Lord Maugham Remembers
At the End of the Day. By Viscount Maugham. (Heinemann. 30s.) THIRTEEN years ago Lord Maugham retired at the age of seventy-five from the position of Lord of Appeal in Ordinary; and this long book is the outcome of his subsequent meditations. It is an odd book and in many ways a saddening one.
The original design seems to have been a conventional volume of memoirs. And from the scanty traces which survive—the illustra- tions; short chapters on school, Cambridge and the Bar—it seems probable that had it been persisted with the book would have been a model of its unambitious kind. From an agreeable, unusual but respectable beginning in Paris as the son of an English lawyer attached to the Embassy,. Maugham went to school at Dover College and to Trinity Hall on a mathematical scholarship.
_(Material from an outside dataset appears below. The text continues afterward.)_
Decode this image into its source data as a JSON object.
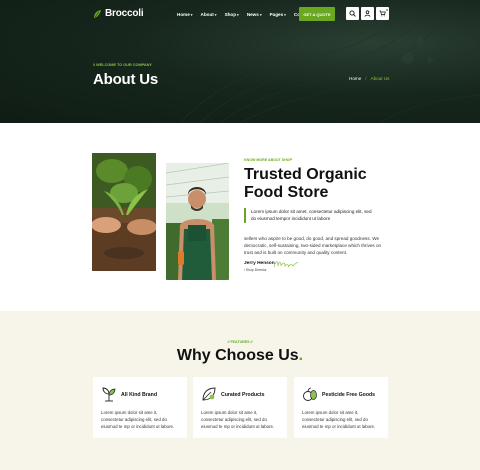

Memories of Cambridge are memories almost entirely of the river: of 1886 when the Hall bumped Jesus on the opening day; of 1888 and 1889 when he rowed seven for victorious Cambridge eights; of C. W. Moore ('Dolly')'; the Varsity coach; and the redoubtable President, S. D. Muttlebury (`Muttle'). His election to the Presidency of the Union seems almost as.inexplicable to the author as to the reader.
Early struggles at the Bar and subsequent success there are duly recorded: the table bare of briefs, the disheartening tale of the fee- book (only £290 in his seventh year); then the sudden freshening of the wind; busy Junior practice, successful though reluctant applica• Lion for silk, acceptance—a% the price of a four-fifths reduction in income—of a High Court Judgeship. The tale is told briefly; and in its reticent and unpretentious way, told well. As advocate and judge Maugham enjoyed the respect and affection of his colleagues, and clearly he deserved both.
To this honourable, successful but unremarkable career there are, however, two very remarkable addenda. Though without previous political experience, he was for eighteen months Neville Chamber- lain's Lord Chancellor. And he is the brother of Mr. Somerset Maugham.
During the long years of retirement Lord Maugham has brooded chiefly on three things: Munich—for which in strict constitutional theory he must bear his share of collective responsibility; the Nuremburg trials; and the strategy of the First World War. Deeply submerged beneath long discussions of these matters—conducted in the manner though not the spirit of a Royal Commission—his modest autobiography has been irretrievably lost. On Munich and Nurem- burg his views have already been made public; he is pro-Chamber- lain and anti-War Crimes trials. On the 1914-18 war, where, a pro-- longed study of the published sources has led him to the conclusion that Loos, the Somme and Passchendaele were fully justified in terms of attrition, he is pro-Haig and anti-Lloyd George. So violently anti-Lloyd George that he refers to him as 'the little Welsh attorney.'
If only, instead of embarking on a long and prejudiced commen- tary on the history of his times, Lord Maugham had been faithful to his original design; had dwelt longer on that vanished Paris where he played as a small boy; on summer holidays at Deauville; on the microscopic messages flown out by carrier pigeons during the siege; on that `narrow-minded and far from intelligent cleric', the vicar of Whitstable, who is Mr. Carey in Of Human Bondage. Above all, on his brother.